MLIS Career Pathways
The SJSU School of Information offers numerous career pathways for your consideration, and this is only a partial list of the diverse career directions you can follow with an MLIS degree.
The career pathways are presented as an introduction to various careers and topics and are intended to be used by MLIS students for career planning and course selection. Many students choose courses from more than one career pathway, building comprehensive skillsets that are transferable to a wide range of organizations and career opportunities.
No special designations appear on your transcript or diploma. All students earn an MLIS degree.
Library services are increasingly migrating to the digital environment in both the building of collections and in patron interactions. The significant differences existing between objects, printed material, and even buildings or landscapes in the material world blur in the digital environment.
This career pathway focuses on emerging technologies and the issues and trends that accompany them along the curve of adoption into public life, information centers, and business.
This career pathway focuses on information intermediation and instruction. Work in this area requires an understanding of how to help users define and articulate their information needs; excellent communication skills; mastery of a wide range of information tools and retrieval techniques for answering users’ questions; and proficiency in evaluating and selecting information sources and services.
Discovery depends on the organization and description of information resources. Work in this area requires understanding of existing and emerging shared standards, frameworks and principles for organization and description as well as systems such as library services platforms, discovery platforms, institutional repositories and digital library management systems.
Librarians and information professionals, in various positions within an information organization hierarchy including solo practitioner roles, seek out opportunities to assess the information needs and interests of their communities; design collections, programs and services to address those needs; and assess the impact of those services on the well-being of their communities.
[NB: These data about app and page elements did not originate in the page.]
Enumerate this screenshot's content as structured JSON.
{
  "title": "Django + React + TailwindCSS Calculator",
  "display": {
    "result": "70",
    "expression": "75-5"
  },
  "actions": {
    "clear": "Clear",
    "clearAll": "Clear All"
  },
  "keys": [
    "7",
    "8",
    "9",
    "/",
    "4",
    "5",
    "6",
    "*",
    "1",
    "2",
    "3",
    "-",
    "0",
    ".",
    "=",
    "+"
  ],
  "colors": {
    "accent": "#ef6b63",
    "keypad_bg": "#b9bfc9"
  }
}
Management, Digitization and Preservation of Cultural Heritage and Records (Archival Studies and Records Management) — MLIS Career Pathway
The role of archivists and records managers is to organize, describe, interpret, manage and provide access to materials created in the present and those inherited from the past, and to preserve them for use in the future.
Public libraries are a partnership between librarians, clients, customers and stakeholders. Public librarians have evolved from gatekeeper to catalyst, designer, and partner. Librarians are fostering innovation and creativity for the community conversation to flourish in order to maintain the competitive advantage in what is being called the “knowledge economy.”
Students in this pathway are prepared to manage libraries in all levels of K – 12 schools. The jobs for these graduates are found across the spectrum of schools and at the district and state levels. While school librarians are often working solo in schools, they may also supervise technicians, assistants, and volunteers in the operation of K – 12 libraries.
Special libraries, also called information centers, knowledge resource centers, or a variety of similar names, are information-focused units that support the strategic goals of the organization within which they’re based. A special library may itself be its own department with from one (a “solo librarian”) to dozens of librarians and other information professionals.
In addition, a special library may be:
This career pathway concentrates on the theories, basic concepts and tools, and supporting techniques related to the design, building, and management of information systems and Web applications.
The Youth Services career pathway is designed to prepare students for positions as children’s and/or young adult (YA) librarians or coordinators in public libraries, youth specialists on a regional or state level, or as information professionals in organizations principally serving youth, as well as to offer library generalists appropriate coursework to prepare for serving a public that includes youth.